DATA SUPPLIED:
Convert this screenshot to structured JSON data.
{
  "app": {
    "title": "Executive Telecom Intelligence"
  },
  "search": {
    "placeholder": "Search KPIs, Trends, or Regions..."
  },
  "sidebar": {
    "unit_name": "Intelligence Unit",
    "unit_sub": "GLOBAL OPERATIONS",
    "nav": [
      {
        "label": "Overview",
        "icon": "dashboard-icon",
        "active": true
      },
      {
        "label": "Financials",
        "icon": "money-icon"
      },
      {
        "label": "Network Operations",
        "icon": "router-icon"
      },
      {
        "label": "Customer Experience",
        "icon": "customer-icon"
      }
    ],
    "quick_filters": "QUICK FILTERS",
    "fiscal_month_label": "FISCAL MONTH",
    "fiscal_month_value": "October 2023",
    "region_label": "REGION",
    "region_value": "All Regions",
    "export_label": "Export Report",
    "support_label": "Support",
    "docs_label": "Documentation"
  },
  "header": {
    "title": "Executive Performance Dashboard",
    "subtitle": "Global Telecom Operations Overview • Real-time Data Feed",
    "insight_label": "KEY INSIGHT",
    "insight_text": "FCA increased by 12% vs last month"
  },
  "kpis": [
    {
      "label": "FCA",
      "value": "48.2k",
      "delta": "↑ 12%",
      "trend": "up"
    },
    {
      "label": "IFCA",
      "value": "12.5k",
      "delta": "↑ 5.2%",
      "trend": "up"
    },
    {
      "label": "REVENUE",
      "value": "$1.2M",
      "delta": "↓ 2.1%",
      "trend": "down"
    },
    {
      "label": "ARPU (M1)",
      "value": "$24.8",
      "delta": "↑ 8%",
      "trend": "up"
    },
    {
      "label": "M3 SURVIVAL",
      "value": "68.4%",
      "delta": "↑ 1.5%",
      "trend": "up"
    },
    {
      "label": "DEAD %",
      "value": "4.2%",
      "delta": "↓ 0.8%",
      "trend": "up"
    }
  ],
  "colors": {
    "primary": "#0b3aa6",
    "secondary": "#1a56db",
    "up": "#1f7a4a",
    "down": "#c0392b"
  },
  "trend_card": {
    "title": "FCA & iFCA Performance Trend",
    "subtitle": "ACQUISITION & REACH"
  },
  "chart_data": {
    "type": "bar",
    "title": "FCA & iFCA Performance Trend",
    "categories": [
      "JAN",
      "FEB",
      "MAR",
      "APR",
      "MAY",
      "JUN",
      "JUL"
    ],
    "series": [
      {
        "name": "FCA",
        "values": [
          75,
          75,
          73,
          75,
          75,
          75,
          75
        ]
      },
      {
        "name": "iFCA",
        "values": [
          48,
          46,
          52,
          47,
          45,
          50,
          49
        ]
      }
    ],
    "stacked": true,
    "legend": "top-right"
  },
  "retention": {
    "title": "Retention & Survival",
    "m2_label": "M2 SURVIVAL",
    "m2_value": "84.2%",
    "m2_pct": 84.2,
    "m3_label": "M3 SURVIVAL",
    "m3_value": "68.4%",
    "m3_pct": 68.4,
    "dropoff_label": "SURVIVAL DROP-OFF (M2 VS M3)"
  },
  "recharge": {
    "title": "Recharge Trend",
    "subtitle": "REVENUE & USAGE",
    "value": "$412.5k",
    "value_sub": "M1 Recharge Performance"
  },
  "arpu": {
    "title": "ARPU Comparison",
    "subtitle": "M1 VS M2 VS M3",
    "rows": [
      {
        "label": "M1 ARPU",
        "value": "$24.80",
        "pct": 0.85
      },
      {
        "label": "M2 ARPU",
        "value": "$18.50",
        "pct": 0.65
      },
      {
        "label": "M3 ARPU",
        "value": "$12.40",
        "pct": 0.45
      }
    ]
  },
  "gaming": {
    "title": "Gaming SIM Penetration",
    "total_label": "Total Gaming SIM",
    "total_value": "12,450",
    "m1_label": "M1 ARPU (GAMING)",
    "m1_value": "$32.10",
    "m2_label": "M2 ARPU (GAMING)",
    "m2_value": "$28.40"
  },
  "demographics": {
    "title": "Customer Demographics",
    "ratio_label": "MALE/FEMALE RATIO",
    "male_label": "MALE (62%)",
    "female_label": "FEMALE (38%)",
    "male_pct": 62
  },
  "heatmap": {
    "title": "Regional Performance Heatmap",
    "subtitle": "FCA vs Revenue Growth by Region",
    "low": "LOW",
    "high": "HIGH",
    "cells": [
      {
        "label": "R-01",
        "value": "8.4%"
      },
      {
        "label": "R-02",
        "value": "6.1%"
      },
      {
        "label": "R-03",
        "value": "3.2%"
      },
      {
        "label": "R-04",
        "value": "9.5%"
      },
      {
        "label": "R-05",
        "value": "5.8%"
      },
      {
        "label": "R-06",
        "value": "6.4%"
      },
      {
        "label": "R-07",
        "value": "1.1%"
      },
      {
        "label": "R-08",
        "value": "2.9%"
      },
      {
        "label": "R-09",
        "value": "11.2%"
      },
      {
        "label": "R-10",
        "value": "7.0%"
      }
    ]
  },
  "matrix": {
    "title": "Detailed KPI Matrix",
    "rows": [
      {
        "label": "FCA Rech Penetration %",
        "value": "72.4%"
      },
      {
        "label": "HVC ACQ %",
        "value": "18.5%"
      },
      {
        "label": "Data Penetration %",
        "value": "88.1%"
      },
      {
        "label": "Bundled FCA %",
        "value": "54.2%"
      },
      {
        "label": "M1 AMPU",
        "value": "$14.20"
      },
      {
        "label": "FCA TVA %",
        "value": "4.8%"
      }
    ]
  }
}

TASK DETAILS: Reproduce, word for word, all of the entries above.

SOLVED EXERCISE:
Convert this screenshot to structured JSON data.
{
  "app": {
    "title": "Executive Telecom Intelligence"
  },
  "search": {
    "placeholder": "Search KPIs, Trends, or Regions..."
  },
  "sidebar": {
    "unit_name": "Intelligence Unit",
    "unit_sub": "GLOBAL OPERATIONS",
    "nav": [
      {
        "label": "Overview",
        "icon": "dashboard-icon",
        "active": true
      },
      {
        "label": "Financials",
        "icon": "money-icon"
      },
      {
        "label": "Network Operations",
        "icon": "router-icon"
      },
      {
        "label": "Customer Experience",
        "icon": "customer-icon"
      }
    ],
    "quick_filters": "QUICK FILTERS",
    "fiscal_month_label": "FISCAL MONTH",
    "fiscal_month_value": "October 2023",
    "region_label": "REGION",
    "region_value": "All Regions",
    "export_label": "Export Report",
    "support_label": "Support",
    "docs_label": "Documentation"
  },
  "header": {
    "title": "Executive Performance Dashboard",
    "subtitle": "Global Telecom Operations Overview • Real-time Data Feed",
    "insight_label": "KEY INSIGHT",
    "insight_text": "FCA increased by 12% vs last month"
  },
  "kpis": [
    {
      "label": "FCA",
      "value": "48.2k",
      "delta": "↑ 12%",
      "trend": "up"
    },
    {
      "label": "IFCA",
      "value": "12.5k",
      "delta": "↑ 5.2%",
      "trend": "up"
    },
    {
      "label": "REVENUE",
      "value": "$1.2M",
      "delta": "↓ 2.1%",
      "trend": "down"
    },
    {
      "label": "ARPU (M1)",
      "value": "$24.8",
      "delta": "↑ 8%",
      "trend": "up"
    },
    {
      "label": "M3 SURVIVAL",
      "value": "68.4%",
      "delta": "↑ 1.5%",
      "trend": "up"
    },
    {
      "label": "DEAD %",
      "value": "4.2%",
      "delta": "↓ 0.8%",
      "trend": "up"
    }
  ],
  "colors": {
    "primary": "#0b3aa6",
    "secondary": "#1a56db",
    "up": "#1f7a4a",
    "down": "#c0392b"
  },
  "trend_card": {
    "title": "FCA & iFCA Performance Trend",
    "subtitle": "ACQUISITION & REACH"
  },
  "chart_data": {
    "type": "bar",
    "title": "FCA & iFCA Performance Trend",
    "categories": [
      "JAN",
      "FEB",
      "MAR",
      "APR",
      "MAY",
      "JUN",
      "JUL"
    ],
    "series": [
      {
        "name": "FCA",
        "values": [
          75,
          75,
          73,
          75,
          75,
          75,
          75
        ]
      },
      {
        "name": "iFCA",
        "values": [
          48,
          46,
          52,
          47,
          45,
          50,
          49
        ]
      }
    ],
    "stacked": true,
    "legend": "top-right"
  },
  "retention": {
    "title": "Retention & Survival",
    "m2_label": "M2 SURVIVAL",
    "m2_value": "84.2%",
    "m2_pct": 84.2,
    "m3_label": "M3 SURVIVAL",
    "m3_value": "68.4%",
    "m3_pct": 68.4,
    "dropoff_label": "SURVIVAL DROP-OFF (M2 VS M3)"
  },
  "recharge": {
    "title": "Recharge Trend",
    "subtitle": "REVENUE & USAGE",
    "value": "$412.5k",
    "value_sub": "M1 Recharge Performance"
  },
  "arpu": {
    "title": "ARPU Comparison",
    "subtitle": "M1 VS M2 VS M3",
    "rows": [
      {
        "label": "M1 ARPU",
        "value": "$24.80",
        "pct": 0.85
      },
      {
        "label": "M2 ARPU",
        "value": "$18.50",
        "pct": 0.65
      },
      {
        "label": "M3 ARPU",
        "value": "$12.40",
        "pct": 0.45
      }
    ]
  },
  "gaming": {
    "title": "Gaming SIM Penetration",
    "total_label": "Total Gaming SIM",
    "total_value": "12,450",
    "m1_label": "M1 ARPU (GAMING)",
    "m1_value": "$32.10",
    "m2_label": "M2 ARPU (GAMING)",
    "m2_value": "$28.40"
  },
  "demographics": {
    "title": "Customer Demographics",
    "ratio_label": "MALE/FEMALE RATIO",
    "male_label": "MALE (62%)",
    "female_label": "FEMALE (38%)",
    "male_pct": 62
  },
  "heatmap": {
    "title": "Regional Performance Heatmap",
    "subtitle": "FCA vs Revenue Growth by Region",
    "low": "LOW",
    "high": "HIGH",
    "cells": [
      {
        "label": "R-01",
        "value": "8.4%"
      },
      {
        "label": "R-02",
        "value": "6.1%"
      },
      {
        "label": "R-03",
        "value": "3.2%"
      },
      {
        "label": "R-04",
        "value": "9.5%"
      },
      {
        "label": "R-05",
        "value": "5.8%"
      },
      {
        "label": "R-06",
        "value": "6.4%"
      },
      {
        "label": "R-07",
        "value": "1.1%"
      },
      {
        "label": "R-08",
        "value": "2.9%"
      },
      {
        "label": "R-09",
        "value": "11.2%"
      },
      {
        "label": "R-10",
        "value": "7.0%"
      }
    ]
  },
  "matrix": {
    "title": "Detailed KPI Matrix",
    "rows": [
      {
        "label": "FCA Rech Penetration %",
        "value": "72.4%"
      },
      {
        "label": "HVC ACQ %",
        "value": "18.5%"
      },
      {
        "label": "Data Penetration %",
        "value": "88.1%"
      },
      {
        "label": "Bundled FCA %",
        "value": "54.2%"
      },
      {
        "label": "M1 AMPU",
        "value": "$14.20"
      },
      {
        "label": "FCA TVA %",
        "value": "4.8%"
      }
    ]
  }
}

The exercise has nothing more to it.